Other highlights of the second full week of the 2018 International Festival of Arts & Ideas:
“A Billion Nights on Earth,” a dreamy, spectacle-filled family-friendly theater event created by Thaddeus Phillips and Steven Dufala, June 14 to 16 at the Yale University Theatre, 222 York St., New Haven. $35 and $55.
Free concerts on New Haven Green, including Music of the East & West With Aaron Larget-Caplan at 6:30 p.m. June 14; singer-songwriter Ruth B (7 p.m. June 16); and Iraqi-American trumpeter Amir Elsaffar with members of the Rivers of Sound Orchestra and the New Haven Symphony Orchestra (4 p.m. on June 17).

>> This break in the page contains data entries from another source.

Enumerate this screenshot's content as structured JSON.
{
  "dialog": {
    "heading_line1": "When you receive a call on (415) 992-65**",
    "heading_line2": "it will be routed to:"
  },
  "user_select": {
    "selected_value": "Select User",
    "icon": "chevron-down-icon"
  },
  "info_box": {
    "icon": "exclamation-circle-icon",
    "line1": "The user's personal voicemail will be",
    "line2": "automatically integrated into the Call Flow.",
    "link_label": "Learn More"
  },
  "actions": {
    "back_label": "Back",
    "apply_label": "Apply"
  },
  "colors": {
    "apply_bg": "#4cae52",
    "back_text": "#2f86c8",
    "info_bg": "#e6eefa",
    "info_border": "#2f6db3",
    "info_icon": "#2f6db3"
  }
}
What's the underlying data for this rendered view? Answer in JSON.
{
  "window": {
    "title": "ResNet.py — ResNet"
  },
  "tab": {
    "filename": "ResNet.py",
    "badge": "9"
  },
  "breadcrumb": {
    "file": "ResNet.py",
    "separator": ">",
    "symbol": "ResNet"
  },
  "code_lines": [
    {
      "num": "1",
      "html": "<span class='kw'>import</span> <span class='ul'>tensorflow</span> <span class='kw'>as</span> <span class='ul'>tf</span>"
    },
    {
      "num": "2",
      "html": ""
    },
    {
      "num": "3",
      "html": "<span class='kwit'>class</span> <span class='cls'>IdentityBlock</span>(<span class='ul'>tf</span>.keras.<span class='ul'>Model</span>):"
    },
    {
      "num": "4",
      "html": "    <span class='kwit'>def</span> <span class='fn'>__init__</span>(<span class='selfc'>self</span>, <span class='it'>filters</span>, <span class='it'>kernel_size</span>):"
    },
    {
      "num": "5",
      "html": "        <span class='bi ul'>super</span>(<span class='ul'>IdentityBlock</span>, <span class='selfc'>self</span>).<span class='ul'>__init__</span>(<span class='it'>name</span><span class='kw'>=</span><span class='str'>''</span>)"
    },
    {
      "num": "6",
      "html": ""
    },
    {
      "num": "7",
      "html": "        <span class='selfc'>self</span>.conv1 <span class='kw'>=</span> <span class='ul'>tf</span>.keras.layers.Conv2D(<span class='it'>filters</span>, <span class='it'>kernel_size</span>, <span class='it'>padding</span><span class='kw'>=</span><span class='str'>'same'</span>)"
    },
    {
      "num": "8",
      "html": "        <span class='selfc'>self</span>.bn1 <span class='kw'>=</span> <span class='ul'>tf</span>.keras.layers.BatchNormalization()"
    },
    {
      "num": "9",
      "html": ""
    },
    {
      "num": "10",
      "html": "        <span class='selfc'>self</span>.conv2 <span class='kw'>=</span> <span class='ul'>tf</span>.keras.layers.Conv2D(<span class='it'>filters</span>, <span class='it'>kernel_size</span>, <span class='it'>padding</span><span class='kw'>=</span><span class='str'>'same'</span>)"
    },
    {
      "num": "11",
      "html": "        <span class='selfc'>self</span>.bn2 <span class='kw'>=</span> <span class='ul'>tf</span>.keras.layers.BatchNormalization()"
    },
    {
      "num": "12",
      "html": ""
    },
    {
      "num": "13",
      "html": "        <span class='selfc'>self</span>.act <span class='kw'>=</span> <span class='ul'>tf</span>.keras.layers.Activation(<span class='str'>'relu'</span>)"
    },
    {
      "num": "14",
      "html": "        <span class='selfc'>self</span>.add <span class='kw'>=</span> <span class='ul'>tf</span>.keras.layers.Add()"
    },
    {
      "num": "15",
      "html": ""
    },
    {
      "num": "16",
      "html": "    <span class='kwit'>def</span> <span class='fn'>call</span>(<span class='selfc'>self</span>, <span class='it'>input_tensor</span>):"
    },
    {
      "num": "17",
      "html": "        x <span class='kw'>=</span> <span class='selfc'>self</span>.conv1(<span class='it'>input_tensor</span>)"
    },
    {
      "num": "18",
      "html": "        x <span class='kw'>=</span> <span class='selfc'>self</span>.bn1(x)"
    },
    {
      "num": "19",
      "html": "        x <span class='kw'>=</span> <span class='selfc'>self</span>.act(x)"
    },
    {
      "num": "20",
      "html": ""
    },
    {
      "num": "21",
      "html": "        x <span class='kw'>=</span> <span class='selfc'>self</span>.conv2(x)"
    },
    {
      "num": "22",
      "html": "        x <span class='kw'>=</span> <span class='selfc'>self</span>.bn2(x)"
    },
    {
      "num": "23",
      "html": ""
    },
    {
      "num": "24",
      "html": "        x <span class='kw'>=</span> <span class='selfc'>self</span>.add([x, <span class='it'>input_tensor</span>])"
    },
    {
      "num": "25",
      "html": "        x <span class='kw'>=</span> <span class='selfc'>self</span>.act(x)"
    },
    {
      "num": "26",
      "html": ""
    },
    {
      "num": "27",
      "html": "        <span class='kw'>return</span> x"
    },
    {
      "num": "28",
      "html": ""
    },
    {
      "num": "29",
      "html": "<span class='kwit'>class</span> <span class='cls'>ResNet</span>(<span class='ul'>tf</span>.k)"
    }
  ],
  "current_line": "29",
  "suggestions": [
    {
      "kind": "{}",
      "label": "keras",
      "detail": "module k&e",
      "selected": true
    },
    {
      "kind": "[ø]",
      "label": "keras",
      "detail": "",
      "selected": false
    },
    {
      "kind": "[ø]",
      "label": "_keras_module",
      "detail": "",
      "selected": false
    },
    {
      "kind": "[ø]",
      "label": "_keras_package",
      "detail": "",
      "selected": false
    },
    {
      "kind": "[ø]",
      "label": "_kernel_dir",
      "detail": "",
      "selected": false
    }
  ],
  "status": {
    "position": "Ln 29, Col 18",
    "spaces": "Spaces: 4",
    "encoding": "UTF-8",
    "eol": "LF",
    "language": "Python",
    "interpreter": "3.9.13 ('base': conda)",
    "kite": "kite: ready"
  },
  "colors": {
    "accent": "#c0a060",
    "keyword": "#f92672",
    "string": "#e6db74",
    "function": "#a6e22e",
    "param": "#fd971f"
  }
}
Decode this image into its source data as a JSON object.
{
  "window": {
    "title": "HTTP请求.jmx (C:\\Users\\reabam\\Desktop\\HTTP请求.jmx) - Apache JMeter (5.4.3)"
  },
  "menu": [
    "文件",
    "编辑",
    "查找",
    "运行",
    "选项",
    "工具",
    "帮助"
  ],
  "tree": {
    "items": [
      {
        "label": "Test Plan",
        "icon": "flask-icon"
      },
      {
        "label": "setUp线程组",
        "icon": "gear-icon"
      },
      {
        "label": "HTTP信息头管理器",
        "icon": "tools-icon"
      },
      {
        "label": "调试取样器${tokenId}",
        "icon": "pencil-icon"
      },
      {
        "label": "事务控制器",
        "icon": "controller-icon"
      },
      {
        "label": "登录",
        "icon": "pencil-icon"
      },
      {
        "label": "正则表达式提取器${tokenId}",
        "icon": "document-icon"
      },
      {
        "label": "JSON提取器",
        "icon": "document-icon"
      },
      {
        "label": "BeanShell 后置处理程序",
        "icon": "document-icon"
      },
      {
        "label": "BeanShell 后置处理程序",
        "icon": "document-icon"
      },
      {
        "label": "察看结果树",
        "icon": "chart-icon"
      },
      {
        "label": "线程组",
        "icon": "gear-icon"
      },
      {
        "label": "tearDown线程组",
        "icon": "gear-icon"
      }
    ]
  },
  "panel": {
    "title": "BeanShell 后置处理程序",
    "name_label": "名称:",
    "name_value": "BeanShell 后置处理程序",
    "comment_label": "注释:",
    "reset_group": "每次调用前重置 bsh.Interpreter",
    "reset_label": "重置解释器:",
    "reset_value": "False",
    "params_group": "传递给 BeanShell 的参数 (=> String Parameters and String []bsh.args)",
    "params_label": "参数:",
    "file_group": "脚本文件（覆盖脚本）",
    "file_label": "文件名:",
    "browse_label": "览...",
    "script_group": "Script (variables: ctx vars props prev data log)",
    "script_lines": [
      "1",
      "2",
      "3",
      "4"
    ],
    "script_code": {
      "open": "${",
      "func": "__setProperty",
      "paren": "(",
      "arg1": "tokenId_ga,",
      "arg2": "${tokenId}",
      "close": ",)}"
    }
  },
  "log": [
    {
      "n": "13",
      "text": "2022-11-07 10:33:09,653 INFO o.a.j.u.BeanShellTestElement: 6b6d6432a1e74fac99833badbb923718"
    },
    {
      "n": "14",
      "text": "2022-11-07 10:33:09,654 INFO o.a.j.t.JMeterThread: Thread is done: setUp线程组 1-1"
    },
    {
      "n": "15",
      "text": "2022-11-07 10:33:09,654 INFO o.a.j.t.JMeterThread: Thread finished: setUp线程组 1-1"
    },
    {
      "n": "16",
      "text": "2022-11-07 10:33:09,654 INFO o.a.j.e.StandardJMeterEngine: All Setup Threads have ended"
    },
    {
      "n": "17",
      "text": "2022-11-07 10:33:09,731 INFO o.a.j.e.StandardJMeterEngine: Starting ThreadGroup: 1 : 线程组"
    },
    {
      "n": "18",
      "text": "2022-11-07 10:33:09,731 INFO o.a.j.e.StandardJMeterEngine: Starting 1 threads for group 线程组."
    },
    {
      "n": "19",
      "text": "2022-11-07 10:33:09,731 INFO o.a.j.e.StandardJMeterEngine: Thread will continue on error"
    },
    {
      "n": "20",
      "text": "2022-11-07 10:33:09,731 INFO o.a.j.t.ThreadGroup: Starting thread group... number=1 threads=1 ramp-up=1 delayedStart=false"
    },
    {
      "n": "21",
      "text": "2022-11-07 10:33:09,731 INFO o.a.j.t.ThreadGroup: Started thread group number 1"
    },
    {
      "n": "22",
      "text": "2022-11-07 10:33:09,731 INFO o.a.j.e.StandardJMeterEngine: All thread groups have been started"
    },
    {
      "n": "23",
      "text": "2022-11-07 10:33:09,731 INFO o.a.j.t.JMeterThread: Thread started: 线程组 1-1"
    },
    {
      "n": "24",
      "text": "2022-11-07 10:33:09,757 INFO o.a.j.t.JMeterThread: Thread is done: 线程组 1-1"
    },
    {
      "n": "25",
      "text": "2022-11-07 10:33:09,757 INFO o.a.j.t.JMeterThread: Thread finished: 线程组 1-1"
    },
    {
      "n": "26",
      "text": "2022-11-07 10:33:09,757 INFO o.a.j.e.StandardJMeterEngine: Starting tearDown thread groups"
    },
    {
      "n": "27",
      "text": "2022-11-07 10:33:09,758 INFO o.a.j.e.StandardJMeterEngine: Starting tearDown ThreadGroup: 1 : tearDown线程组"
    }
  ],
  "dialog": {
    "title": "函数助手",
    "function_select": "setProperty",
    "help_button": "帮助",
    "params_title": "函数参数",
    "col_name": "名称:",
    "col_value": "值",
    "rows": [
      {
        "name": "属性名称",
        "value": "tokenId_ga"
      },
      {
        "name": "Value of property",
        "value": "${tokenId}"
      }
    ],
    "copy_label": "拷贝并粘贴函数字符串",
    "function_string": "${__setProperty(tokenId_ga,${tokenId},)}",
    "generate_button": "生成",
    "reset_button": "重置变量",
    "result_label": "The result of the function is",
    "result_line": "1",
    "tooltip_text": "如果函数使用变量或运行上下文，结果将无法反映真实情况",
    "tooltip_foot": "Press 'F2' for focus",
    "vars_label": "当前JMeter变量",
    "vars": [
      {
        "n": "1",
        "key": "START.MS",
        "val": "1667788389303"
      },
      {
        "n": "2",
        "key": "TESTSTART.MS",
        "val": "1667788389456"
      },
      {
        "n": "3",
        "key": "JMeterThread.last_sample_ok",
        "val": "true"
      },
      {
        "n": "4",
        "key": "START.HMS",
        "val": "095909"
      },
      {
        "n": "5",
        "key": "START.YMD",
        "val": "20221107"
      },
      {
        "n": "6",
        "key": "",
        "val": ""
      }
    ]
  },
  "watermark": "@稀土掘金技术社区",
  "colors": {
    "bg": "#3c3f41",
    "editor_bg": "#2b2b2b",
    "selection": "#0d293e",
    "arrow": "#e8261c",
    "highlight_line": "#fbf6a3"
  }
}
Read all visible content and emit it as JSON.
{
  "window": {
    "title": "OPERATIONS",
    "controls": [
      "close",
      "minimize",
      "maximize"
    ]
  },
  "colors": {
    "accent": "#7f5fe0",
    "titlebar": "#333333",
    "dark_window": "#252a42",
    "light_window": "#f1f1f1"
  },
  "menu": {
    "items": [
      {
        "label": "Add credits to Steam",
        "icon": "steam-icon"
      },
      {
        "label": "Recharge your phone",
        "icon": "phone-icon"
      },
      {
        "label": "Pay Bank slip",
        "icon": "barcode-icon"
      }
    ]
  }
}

The continuation of the Yale International Choral Festival at various locations on the Yale campus ($35), culminating with a free gala concert at 6 p.m. June 16 in Yale’s Woolsey Hall, 168 Grove St., New Haven.
Flashy guitarist and storyteller Kaki King June 20 at 8 p.m. at Morse Recital Hall. $35 and $55.
Connecticut artist Martha Willette Lewis leading a tour through her own installation “I’ll Be Your Qubit,” which was developed through discussions with quantum physicists during a year-long residency.
Indoor concerts at churches on or near New Haven Green, as part of the Altar’d Spaces series, among them Zikina at 7:30 p.m. on June 14 at Trinity Church; and The Meadows Brothers at 5:30 p.m. on June 20 at United Church. $10.
The popular annual Box City urban-development family crafts project on New Haven Green from noon to 4 p.m. June 16 and 17.
Numerous talks on such diverse topics as “Refugee Resettlement — A Noble American Tradition Under Attack” (5:30 p.m. on June 14 at Yale University Art Gallery) and “The Act You’ve Known For All These Years: Deconstructing “Sgt. Pepper’s Lonely Hearts Club Band” (5:30 p.m. on June 20 at the Yale Center for British Art).
Bike and walking tours, including a free Peeking Into New Haven’s Closet: LGBTQ+ History Walking Tour at 1:30 p.m. on June 17 starting at the New Haven Pride Center.
A full schedule of the dozens of Arts & Ideas events can be found in booklet form at the festival’s information booth, or online at artidea.org.